_What you should do_: The records that follow must be reproduced in full, with every picture excluded.

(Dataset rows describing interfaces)
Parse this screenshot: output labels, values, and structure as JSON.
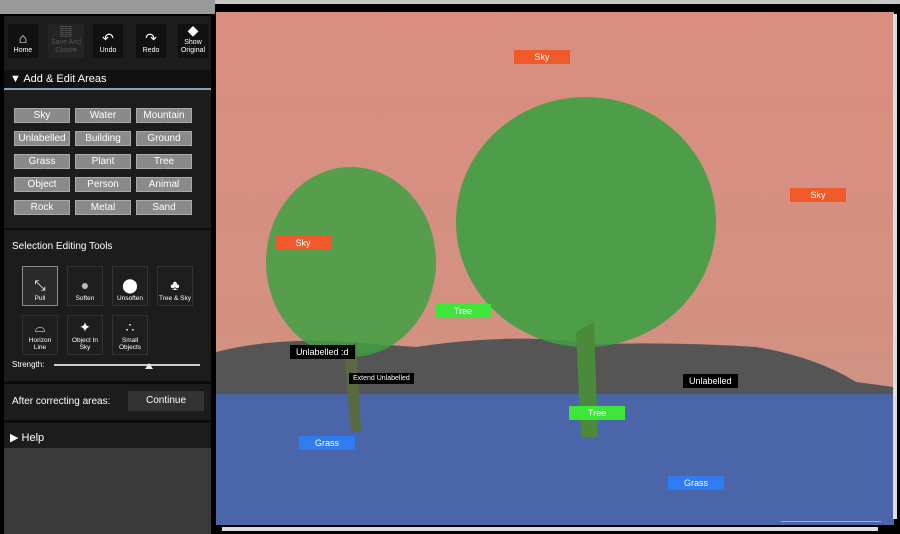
{
  "toolbar": {
    "home": "Home",
    "save": "Save And Close▾",
    "undo": "Undo",
    "redo": "Redo",
    "show_original": "Show Original"
  },
  "add_edit": {
    "title": "▼ Add & Edit Areas",
    "labels": [
      "Sky",
      "Water",
      "Mountain",
      "Unlabelled",
      "Building",
      "Ground",
      "Grass",
      "Plant",
      "Tree",
      "Object",
      "Person",
      "Animal",
      "Rock",
      "Metal",
      "Sand"
    ]
  },
  "tools": {
    "title": "Selection Editing Tools",
    "items": [
      "Pull",
      "Soften",
      "Unsoften",
      "Tree & Sky",
      "Horizon Line",
      "Object In Sky",
      "Small Objects"
    ],
    "strength_label": "Strength:",
    "strength": 0.65
  },
  "after": {
    "label": "After correcting areas:",
    "button": "Continue"
  },
  "help": "▶ Help",
  "scene": {
    "labels": [
      {
        "t": "Sky",
        "k": "sky"
      },
      {
        "t": "Sky",
        "k": "sky"
      },
      {
        "t": "Sky",
        "k": "sky"
      },
      {
        "t": "Tree",
        "k": "tree"
      },
      {
        "t": "Tree",
        "k": "tree"
      },
      {
        "t": "Unlabelled :d",
        "k": "unl"
      },
      {
        "t": "Unlabelled",
        "k": "unl"
      },
      {
        "t": "Grass",
        "k": "grass"
      },
      {
        "t": "Grass",
        "k": "grass"
      }
    ],
    "tooltip": "Extend Unlabelled"
  }
}
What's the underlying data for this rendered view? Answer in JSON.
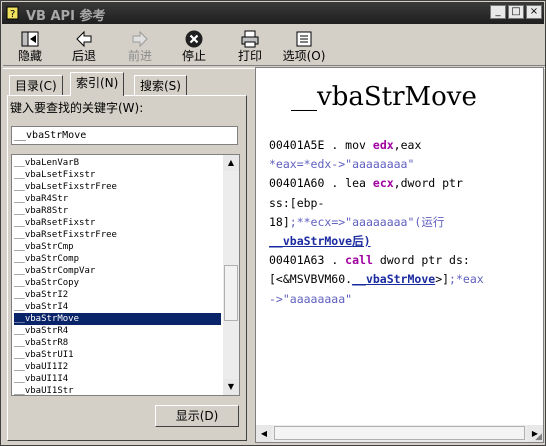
{
  "window": {
    "title": "VB API 参考"
  },
  "toolbar": {
    "buttons": [
      {
        "label": "隐藏",
        "icon": "hide-icon",
        "enabled": true
      },
      {
        "label": "后退",
        "icon": "back-arrow-icon",
        "enabled": true
      },
      {
        "label": "前进",
        "icon": "forward-arrow-icon",
        "enabled": false
      },
      {
        "label": "停止",
        "icon": "stop-icon",
        "enabled": true
      },
      {
        "label": "打印",
        "icon": "printer-icon",
        "enabled": true
      },
      {
        "label": "选项(O)",
        "icon": "options-icon",
        "enabled": true
      }
    ]
  },
  "tabs": [
    {
      "label": "目录(C)",
      "active": false
    },
    {
      "label": "索引(N)",
      "active": true
    },
    {
      "label": "搜索(S)",
      "active": false
    }
  ],
  "index": {
    "prompt": "键入要查找的关键字(W):",
    "keyword": "__vbaStrMove",
    "items": [
      "__vbaLenVarB",
      "__vbaLsetFixstr",
      "__vbaLsetFixstrFree",
      "__vbaR4Str",
      "__vbaR8Str",
      "__vbaRsetFixstr",
      "__vbaRsetFixstrFree",
      "__vbaStrCmp",
      "__vbaStrComp",
      "__vbaStrCompVar",
      "__vbaStrCopy",
      "__vbaStrI2",
      "__vbaStrI4",
      "__vbaStrMove",
      "__vbaStrR4",
      "__vbaStrR8",
      "__vbaStrUI1",
      "__vbaUI1I2",
      "__vbaUI1I4",
      "__vbaUI1Str"
    ],
    "selected_index": 13,
    "show_button": "显示(D)"
  },
  "topic": {
    "heading": "__vbaStrMove",
    "lines": [
      {
        "addr": "00401A5E",
        "op": "mov",
        "reg": "edx",
        "rest": ",eax"
      },
      {
        "comment": "*eax=*edx->\"aaaaaaaa\""
      },
      {
        "addr": "00401A60",
        "op": "lea",
        "reg": "ecx",
        "rest": ",dword ptr"
      },
      {
        "text": "ss:[ebp-"
      },
      {
        "text": "18]",
        "comment": ";**ecx=>\"aaaaaaaa\"(运行"
      },
      {
        "link": "__vbaStrMove",
        "suffix": "后)"
      },
      {
        "addr": "00401A63",
        "op": "call",
        "rest": " dword ptr ds:"
      },
      {
        "text": "[<&MSVBVM60.",
        "link": "__vbaStrMove",
        "suffix": ">]",
        "comment": ";*eax"
      },
      {
        "comment": "->\"aaaaaaaa\""
      }
    ]
  }
}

_Final answer_:
Parse this screenshot: output labels, values, and structure as JSON.
{
  "toolbar": {
    "home": "Home",
    "save": "Save And Close▾",
    "undo": "Undo",
    "redo": "Redo",
    "show_original": "Show Original"
  },
  "add_edit": {
    "title": "▼ Add & Edit Areas",
    "labels": [
      "Sky",
      "Water",
      "Mountain",
      "Unlabelled",
      "Building",
      "Ground",
      "Grass",
      "Plant",
      "Tree",
      "Object",
      "Person",
      "Animal",
      "Rock",
      "Metal",
      "Sand"
    ]
  },
  "tools": {
    "title": "Selection Editing Tools",
    "items": [
      "Pull",
      "Soften",
      "Unsoften",
      "Tree & Sky",
      "Horizon Line",
      "Object In Sky",
      "Small Objects"
    ],
    "strength_label": "Strength:",
    "strength": 0.65
  },
  "after": {
    "label": "After correcting areas:",
    "button": "Continue"
  },
  "help": "▶ Help",
  "scene": {
    "labels": [
      {
        "t": "Sky",
        "k": "sky"
      },
      {
        "t": "Sky",
        "k": "sky"
      },
      {
        "t": "Sky",
        "k": "sky"
      },
      {
        "t": "Tree",
        "k": "tree"
      },
      {
        "t": "Tree",
        "k": "tree"
      },
      {
        "t": "Unlabelled :d",
        "k": "unl"
      },
      {
        "t": "Unlabelled",
        "k": "unl"
      },
      {
        "t": "Grass",
        "k": "grass"
      },
      {
        "t": "Grass",
        "k": "grass"
      }
    ],
    "tooltip": "Extend Unlabelled"
  }
}
What's the underlying data for this rendered view? Answer in JSON.
{
  "window": {
    "title": "VB API 参考"
  },
  "toolbar": {
    "buttons": [
      {
        "label": "隐藏",
        "icon": "hide-icon",
        "enabled": true
      },
      {
        "label": "后退",
        "icon": "back-arrow-icon",
        "enabled": true
      },
      {
        "label": "前进",
        "icon": "forward-arrow-icon",
        "enabled": false
      },
      {
        "label": "停止",
        "icon": "stop-icon",
        "enabled": true
      },
      {
        "label": "打印",
        "icon": "printer-icon",
        "enabled": true
      },
      {
        "label": "选项(O)",
        "icon": "options-icon",
        "enabled": true
      }
    ]
  },
  "tabs": [
    {
      "label": "目录(C)",
      "active": false
    },
    {
      "label": "索引(N)",
      "active": true
    },
    {
      "label": "搜索(S)",
      "active": false
    }
  ],
  "index": {
    "prompt": "键入要查找的关键字(W):",
    "keyword": "__vbaStrMove",
    "items": [
      "__vbaLenVarB",
      "__vbaLsetFixstr",
      "__vbaLsetFixstrFree",
      "__vbaR4Str",
      "__vbaR8Str",
      "__vbaRsetFixstr",
      "__vbaRsetFixstrFree",
      "__vbaStrCmp",
      "__vbaStrComp",
      "__vbaStrCompVar",
      "__vbaStrCopy",
      "__vbaStrI2",
      "__vbaStrI4",
      "__vbaStrMove",
      "__vbaStrR4",
      "__vbaStrR8",
      "__vbaStrUI1",
      "__vbaUI1I2",
      "__vbaUI1I4",
      "__vbaUI1Str"
    ],
    "selected_index": 13,
    "show_button": "显示(D)"
  },
  "topic": {
    "heading": "__vbaStrMove",
    "lines": [
      {
        "addr": "00401A5E",
        "op": "mov",
        "reg": "edx",
        "rest": ",eax"
      },
      {
        "comment": "*eax=*edx->\"aaaaaaaa\""
      },
      {
        "addr": "00401A60",
        "op": "lea",
        "reg": "ecx",
        "rest": ",dword ptr"
      },
      {
        "text": "ss:[ebp-"
      },
      {
        "text": "18]",
        "comment": ";**ecx=>\"aaaaaaaa\"(运行"
      },
      {
        "link": "__vbaStrMove",
        "suffix": "后)"
      },
      {
        "addr": "00401A63",
        "op": "call",
        "rest": " dword ptr ds:"
      },
      {
        "text": "[<&MSVBVM60.",
        "link": "__vbaStrMove",
        "suffix": ">]",
        "comment": ";*eax"
      },
      {
        "comment": "->\"aaaaaaaa\""
      }
    ]
  }
}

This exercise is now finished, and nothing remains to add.